AB - Background: In Zambia, cervical cancer screening was started in 2006 and the human papillomavirus vaccine was piloted in 2013. Nevertheless, cervical cancer remains the leading cancer. It is assumed that knowledge, social interaction, health behaviors and religion are factors that can influence screening and vaccination practices. This study addresses the question, what is the relationship between knowledge about cervical cancer, attitudes, self-reported behavior, and immediate support system, towards screening and vaccination of cervical cancer of Zambian women and men. The results of this study serve as a basis for future research, an input for improvement and adjustment of the existing prevention program and build on documented health behavior frameworks.
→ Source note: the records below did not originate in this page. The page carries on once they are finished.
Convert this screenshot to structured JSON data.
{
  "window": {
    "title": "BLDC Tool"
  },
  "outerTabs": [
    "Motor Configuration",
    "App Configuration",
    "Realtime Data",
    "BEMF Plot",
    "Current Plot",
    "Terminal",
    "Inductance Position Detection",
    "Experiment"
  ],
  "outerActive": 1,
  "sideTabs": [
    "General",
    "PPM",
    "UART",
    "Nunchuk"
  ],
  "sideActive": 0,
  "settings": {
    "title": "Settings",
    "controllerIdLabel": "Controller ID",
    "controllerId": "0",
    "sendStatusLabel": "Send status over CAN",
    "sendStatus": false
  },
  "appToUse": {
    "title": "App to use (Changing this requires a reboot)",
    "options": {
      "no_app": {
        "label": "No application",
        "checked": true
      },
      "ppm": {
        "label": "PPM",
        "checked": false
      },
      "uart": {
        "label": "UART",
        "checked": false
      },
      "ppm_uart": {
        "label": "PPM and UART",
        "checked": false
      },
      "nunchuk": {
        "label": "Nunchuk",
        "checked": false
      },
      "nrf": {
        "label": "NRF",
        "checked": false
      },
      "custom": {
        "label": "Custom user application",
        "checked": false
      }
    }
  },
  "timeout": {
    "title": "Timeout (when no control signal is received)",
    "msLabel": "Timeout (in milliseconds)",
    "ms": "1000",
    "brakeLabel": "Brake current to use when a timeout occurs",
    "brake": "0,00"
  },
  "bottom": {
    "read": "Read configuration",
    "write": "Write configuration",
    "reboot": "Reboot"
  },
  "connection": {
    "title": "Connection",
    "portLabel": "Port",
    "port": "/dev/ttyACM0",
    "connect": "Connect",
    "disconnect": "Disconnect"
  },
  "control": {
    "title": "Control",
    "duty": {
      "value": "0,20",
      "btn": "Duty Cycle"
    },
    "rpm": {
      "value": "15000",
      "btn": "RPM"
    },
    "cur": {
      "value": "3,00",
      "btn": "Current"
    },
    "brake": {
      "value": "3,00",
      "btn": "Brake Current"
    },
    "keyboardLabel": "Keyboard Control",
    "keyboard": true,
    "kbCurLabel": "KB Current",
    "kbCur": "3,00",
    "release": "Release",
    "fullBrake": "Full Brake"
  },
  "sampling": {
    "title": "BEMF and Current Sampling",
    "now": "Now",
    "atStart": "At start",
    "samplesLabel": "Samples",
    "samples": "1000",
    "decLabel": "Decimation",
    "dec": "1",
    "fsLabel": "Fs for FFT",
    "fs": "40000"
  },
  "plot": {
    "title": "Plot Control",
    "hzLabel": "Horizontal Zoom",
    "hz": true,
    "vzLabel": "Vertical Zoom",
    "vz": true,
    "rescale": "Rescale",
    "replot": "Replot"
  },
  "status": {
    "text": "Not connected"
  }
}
Methods: A cross-sectional mixed methods study was conducted from February to May 2016. Two separate questionnaires were used to collect data from women (N = 300) and men (N = 300) residing in Chilenje and Kanyama (two townships in the capital city Lusaka). Respondent's knowledge of cervical cancer was operationalized by grading their ability to correctly identify causes and protective factors if they were aware of cervical cancer. Besides providing descriptive statistics of all study variables, we tested four research hypotheses concerning the link between knowledge, attitudes and practices suggested by the literature, by applying appropriate statistical tests (chi square test, analysis of variance, logistic regression). Results: Less than half of the respondents (36.8%) had heard of cervical cancer, 20.7% of women had attended screening and 6.7% of the total sample had vaccinated their daughter. Knowledge of causes and prevention was very low. There was a strong association between having awareness of cervical cancer and practicing screening (odds ratio = 20.5, 95% confidence interval = [9.214, 45.516]) and vaccination (odds ratio = 5.1, 95% confidence interval = [2.473, 10.423]). Social interactions were also found to greatly influence screening and vaccination behaviors. Conclusions: The low level of knowledge of causes and prevention of cervical cancer suggests a need to increase knowledge and awareness among both women and men. Interpersonal interactions have great impact on practicing prevention behaviors, for instance, vaccination of daughters.

KW - Attitude

KW - Cervical cancer

KW - Knowledge

KW - Practices

KW - Screening

KW - Social ecological model

KW - Theory of triadic influence

KW - Vaccination

KW - Zambia

U2 - 10.1186/s12889-019-6874-2

DO - 10.1186/s12889-019-6874-2

M3 - Article

VL - 19

JO - BMC Public Health

T2 - BMC Public Health

JF - BMC Public Health

SN - 1471-2458

IS - 1

M1 - 508

ER -